if (pci_.is_valid()) {
return InitPci();
} else if (pdev_.is_valid()) {
return InitPdev();
} else {
## Parent protocol usage
Let's follow the path of the `pci_` member by way of the **InitPci()** function.
We'll see how the device uses the functions from the parent protocol.
In **UsbXhci::Create()** the constructor for `dev` initialized the member `pci_`
from the `parent` argument.
Here are the relevant excerpts from the class definition:

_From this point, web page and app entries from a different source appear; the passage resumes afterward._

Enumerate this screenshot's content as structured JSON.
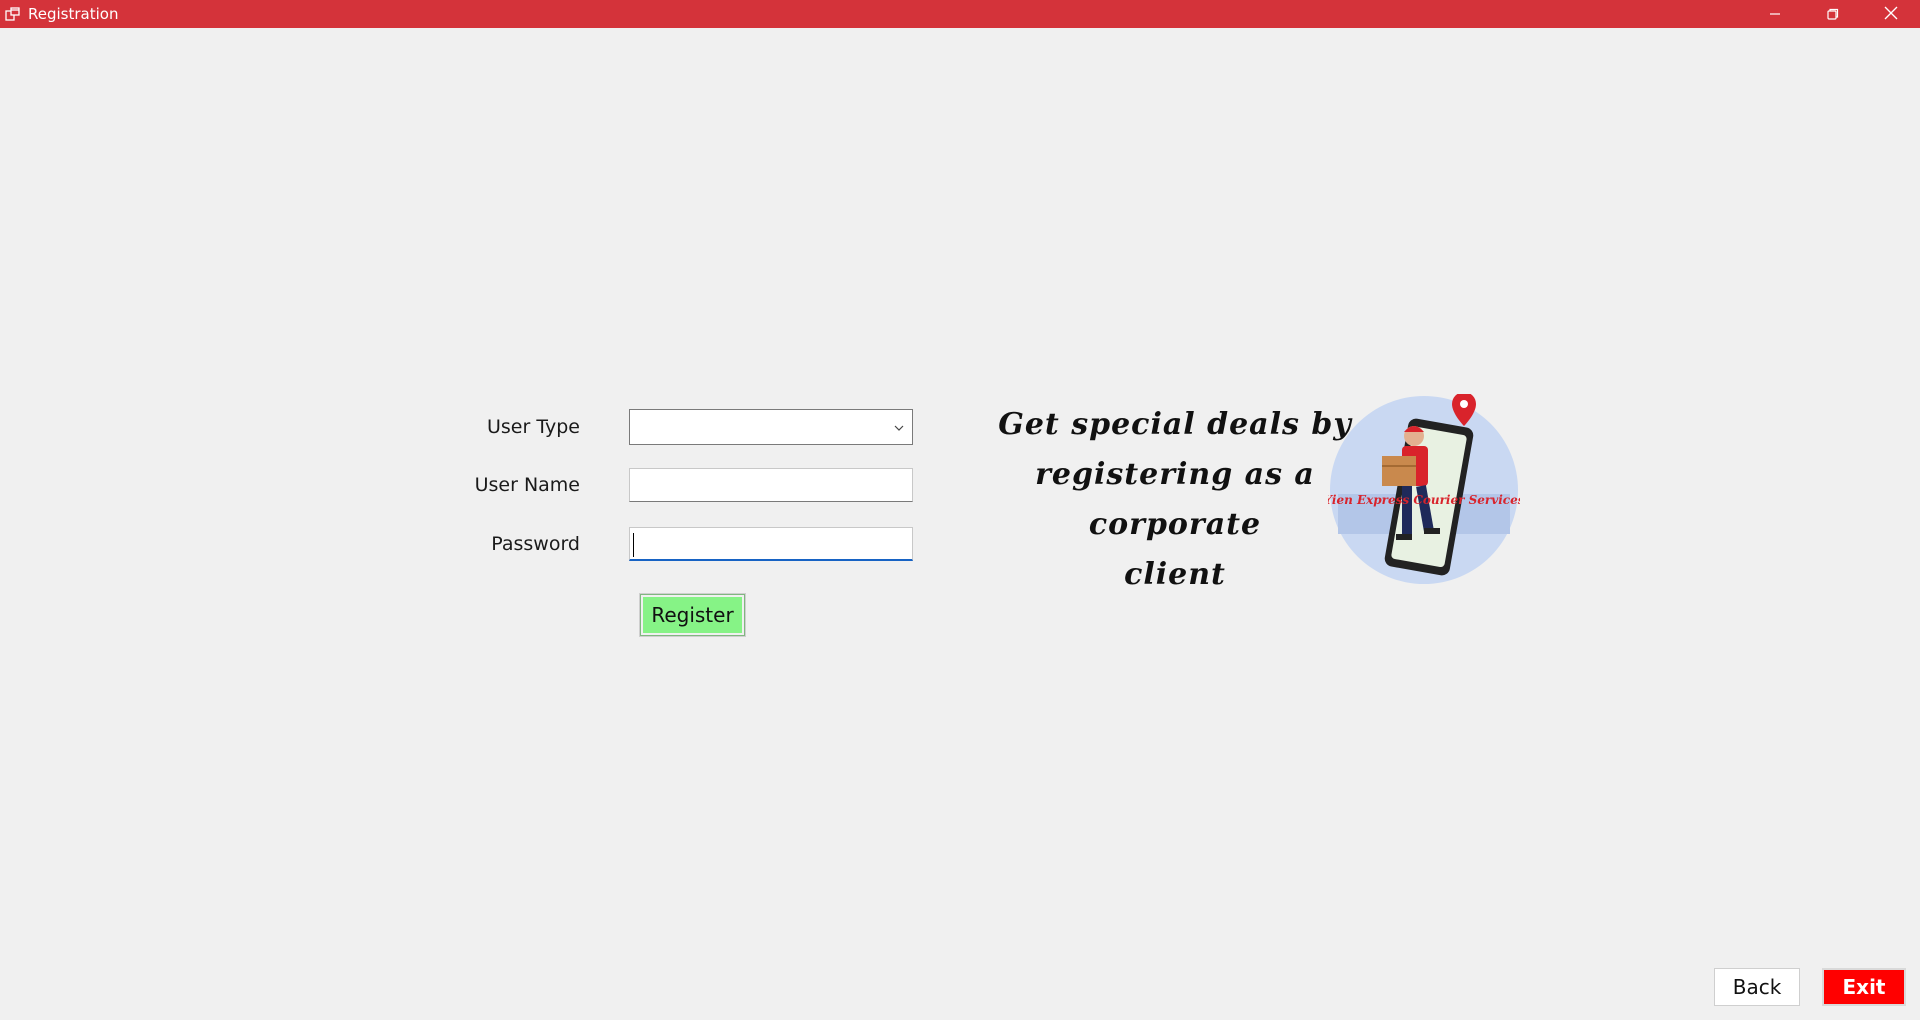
{
  "window": {
    "title": "Registration",
    "titlebar_color": "#d4333a",
    "controls": [
      "minimize-icon",
      "restore-icon",
      "close-icon"
    ]
  },
  "form": {
    "user_type_label": "User Type",
    "user_type_value": "",
    "user_name_label": "User Name",
    "user_name_value": "",
    "password_label": "Password",
    "password_value": "",
    "register_label": "Register",
    "register_color": "#86f386"
  },
  "promo": {
    "line1": "Get special deals by",
    "line2": "registering as a corporate",
    "line3": "client"
  },
  "logo": {
    "text": "Yien Express Courier Services",
    "icon": "courier-delivery-logo"
  },
  "footer": {
    "back_label": "Back",
    "exit_label": "Exit",
    "exit_color": "#ff0000"
  }
}
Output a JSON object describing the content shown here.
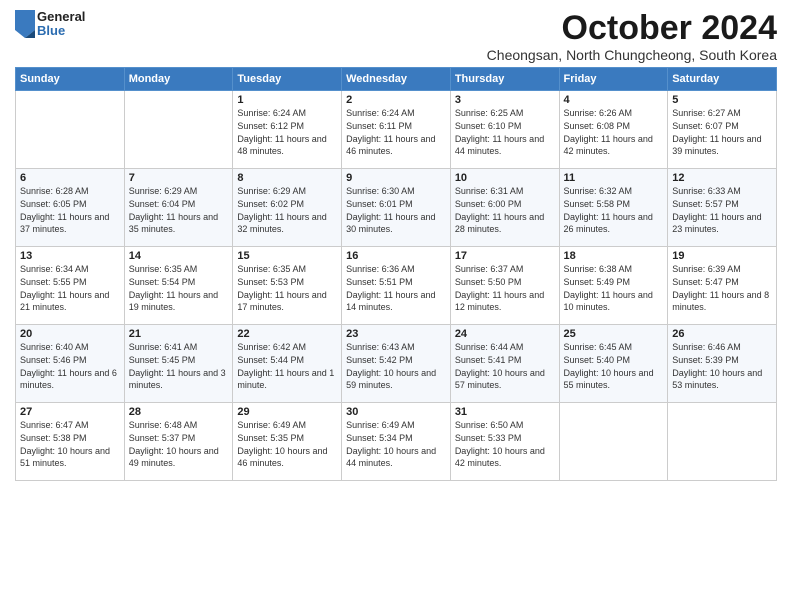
{
  "logo": {
    "general": "General",
    "blue": "Blue"
  },
  "header": {
    "month": "October 2024",
    "location": "Cheongsan, North Chungcheong, South Korea"
  },
  "days_of_week": [
    "Sunday",
    "Monday",
    "Tuesday",
    "Wednesday",
    "Thursday",
    "Friday",
    "Saturday"
  ],
  "weeks": [
    [
      {
        "day": "",
        "info": ""
      },
      {
        "day": "",
        "info": ""
      },
      {
        "day": "1",
        "info": "Sunrise: 6:24 AM\nSunset: 6:12 PM\nDaylight: 11 hours and 48 minutes."
      },
      {
        "day": "2",
        "info": "Sunrise: 6:24 AM\nSunset: 6:11 PM\nDaylight: 11 hours and 46 minutes."
      },
      {
        "day": "3",
        "info": "Sunrise: 6:25 AM\nSunset: 6:10 PM\nDaylight: 11 hours and 44 minutes."
      },
      {
        "day": "4",
        "info": "Sunrise: 6:26 AM\nSunset: 6:08 PM\nDaylight: 11 hours and 42 minutes."
      },
      {
        "day": "5",
        "info": "Sunrise: 6:27 AM\nSunset: 6:07 PM\nDaylight: 11 hours and 39 minutes."
      }
    ],
    [
      {
        "day": "6",
        "info": "Sunrise: 6:28 AM\nSunset: 6:05 PM\nDaylight: 11 hours and 37 minutes."
      },
      {
        "day": "7",
        "info": "Sunrise: 6:29 AM\nSunset: 6:04 PM\nDaylight: 11 hours and 35 minutes."
      },
      {
        "day": "8",
        "info": "Sunrise: 6:29 AM\nSunset: 6:02 PM\nDaylight: 11 hours and 32 minutes."
      },
      {
        "day": "9",
        "info": "Sunrise: 6:30 AM\nSunset: 6:01 PM\nDaylight: 11 hours and 30 minutes."
      },
      {
        "day": "10",
        "info": "Sunrise: 6:31 AM\nSunset: 6:00 PM\nDaylight: 11 hours and 28 minutes."
      },
      {
        "day": "11",
        "info": "Sunrise: 6:32 AM\nSunset: 5:58 PM\nDaylight: 11 hours and 26 minutes."
      },
      {
        "day": "12",
        "info": "Sunrise: 6:33 AM\nSunset: 5:57 PM\nDaylight: 11 hours and 23 minutes."
      }
    ],
    [
      {
        "day": "13",
        "info": "Sunrise: 6:34 AM\nSunset: 5:55 PM\nDaylight: 11 hours and 21 minutes."
      },
      {
        "day": "14",
        "info": "Sunrise: 6:35 AM\nSunset: 5:54 PM\nDaylight: 11 hours and 19 minutes."
      },
      {
        "day": "15",
        "info": "Sunrise: 6:35 AM\nSunset: 5:53 PM\nDaylight: 11 hours and 17 minutes."
      },
      {
        "day": "16",
        "info": "Sunrise: 6:36 AM\nSunset: 5:51 PM\nDaylight: 11 hours and 14 minutes."
      },
      {
        "day": "17",
        "info": "Sunrise: 6:37 AM\nSunset: 5:50 PM\nDaylight: 11 hours and 12 minutes."
      },
      {
        "day": "18",
        "info": "Sunrise: 6:38 AM\nSunset: 5:49 PM\nDaylight: 11 hours and 10 minutes."
      },
      {
        "day": "19",
        "info": "Sunrise: 6:39 AM\nSunset: 5:47 PM\nDaylight: 11 hours and 8 minutes."
      }
    ],
    [
      {
        "day": "20",
        "info": "Sunrise: 6:40 AM\nSunset: 5:46 PM\nDaylight: 11 hours and 6 minutes."
      },
      {
        "day": "21",
        "info": "Sunrise: 6:41 AM\nSunset: 5:45 PM\nDaylight: 11 hours and 3 minutes."
      },
      {
        "day": "22",
        "info": "Sunrise: 6:42 AM\nSunset: 5:44 PM\nDaylight: 11 hours and 1 minute."
      },
      {
        "day": "23",
        "info": "Sunrise: 6:43 AM\nSunset: 5:42 PM\nDaylight: 10 hours and 59 minutes."
      },
      {
        "day": "24",
        "info": "Sunrise: 6:44 AM\nSunset: 5:41 PM\nDaylight: 10 hours and 57 minutes."
      },
      {
        "day": "25",
        "info": "Sunrise: 6:45 AM\nSunset: 5:40 PM\nDaylight: 10 hours and 55 minutes."
      },
      {
        "day": "26",
        "info": "Sunrise: 6:46 AM\nSunset: 5:39 PM\nDaylight: 10 hours and 53 minutes."
      }
    ],
    [
      {
        "day": "27",
        "info": "Sunrise: 6:47 AM\nSunset: 5:38 PM\nDaylight: 10 hours and 51 minutes."
      },
      {
        "day": "28",
        "info": "Sunrise: 6:48 AM\nSunset: 5:37 PM\nDaylight: 10 hours and 49 minutes."
      },
      {
        "day": "29",
        "info": "Sunrise: 6:49 AM\nSunset: 5:35 PM\nDaylight: 10 hours and 46 minutes."
      },
      {
        "day": "30",
        "info": "Sunrise: 6:49 AM\nSunset: 5:34 PM\nDaylight: 10 hours and 44 minutes."
      },
      {
        "day": "31",
        "info": "Sunrise: 6:50 AM\nSunset: 5:33 PM\nDaylight: 10 hours and 42 minutes."
      },
      {
        "day": "",
        "info": ""
      },
      {
        "day": "",
        "info": ""
      }
    ]
  ]
}
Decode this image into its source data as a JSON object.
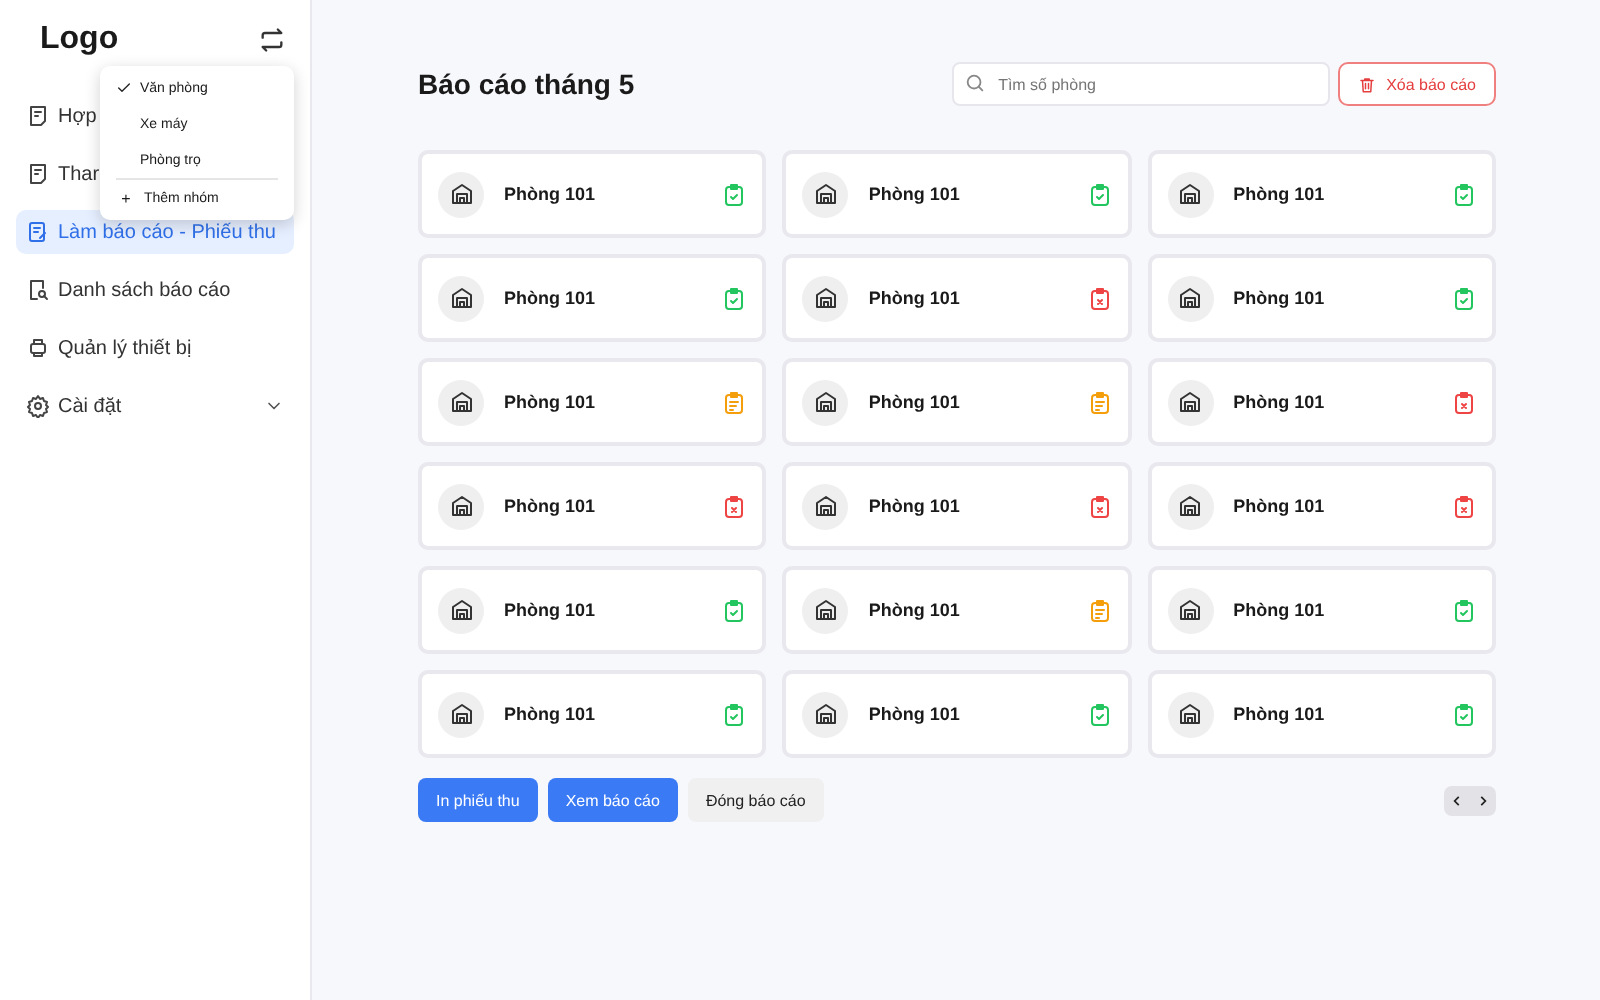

class UsbXhci: ... {
explicit UsbXhci(zx_device_t* parent)
: UsbXhciType(parent), pci_(parent), pdev_(parent) {}
ddk::PciProtocolClient pci_;
The first use that **InitPci()** makes of the `pci_` member is to get a
[**BTI** (Bus Transaction Initiator)][bti] object:
zx_status_t UsbXhci::InitPci() {
zx::bti bti;
status = pci_.GetBti(0, &bti);
if (status != ZX_OK) {
return status;
This usage is typical.
<!-- xref table -->
[bti]: /docs/reference/kernel_objects/
[ddk-tutorial]: /docs/concepts/drivers/
[dev/block/zxcrypt/device.cpp]: /src/devices/block/drivers/zxcrypt/
[dev/block/zxcrypt/device.h]: /src/devices/block/drivers/zxcrypt/device.h
[dev/block/zxcrypt]: /src/devices/block/drivers/zxcrypt
[include/ddktl/device.h]: /src/lib/ddktl/include/ddktl/device.h
[]: /src/devices/usb/drivers/xhci/